WHAT YOU NEED TO DO
Only lines that contain the word "email" belong in the answer; copy them from the records below.
=-=-=
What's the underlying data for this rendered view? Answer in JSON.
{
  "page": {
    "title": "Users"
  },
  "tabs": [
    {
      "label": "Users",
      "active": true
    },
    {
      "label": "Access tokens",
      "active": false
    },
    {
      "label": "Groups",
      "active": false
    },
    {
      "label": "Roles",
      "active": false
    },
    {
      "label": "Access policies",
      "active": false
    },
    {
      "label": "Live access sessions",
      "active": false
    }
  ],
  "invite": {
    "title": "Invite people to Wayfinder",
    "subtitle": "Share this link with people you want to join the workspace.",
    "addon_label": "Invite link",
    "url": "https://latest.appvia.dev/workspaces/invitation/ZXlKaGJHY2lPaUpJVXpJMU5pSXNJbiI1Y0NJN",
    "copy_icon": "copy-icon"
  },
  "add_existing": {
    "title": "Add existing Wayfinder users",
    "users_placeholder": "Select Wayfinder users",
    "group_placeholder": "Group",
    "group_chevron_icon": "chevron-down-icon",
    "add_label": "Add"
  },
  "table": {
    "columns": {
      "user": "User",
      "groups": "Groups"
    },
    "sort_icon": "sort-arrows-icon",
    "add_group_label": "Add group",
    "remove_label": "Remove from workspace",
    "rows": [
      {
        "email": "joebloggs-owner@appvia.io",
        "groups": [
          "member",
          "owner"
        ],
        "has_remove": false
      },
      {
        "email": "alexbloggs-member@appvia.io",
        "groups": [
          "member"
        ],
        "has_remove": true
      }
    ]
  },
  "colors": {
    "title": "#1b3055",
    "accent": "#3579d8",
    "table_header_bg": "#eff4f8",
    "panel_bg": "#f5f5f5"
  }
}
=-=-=
SOLUTION TO THE PROBLEM
        "email": "joebloggs-owner@appvia.io",
        "email": "alexbloggs-member@appvia.io",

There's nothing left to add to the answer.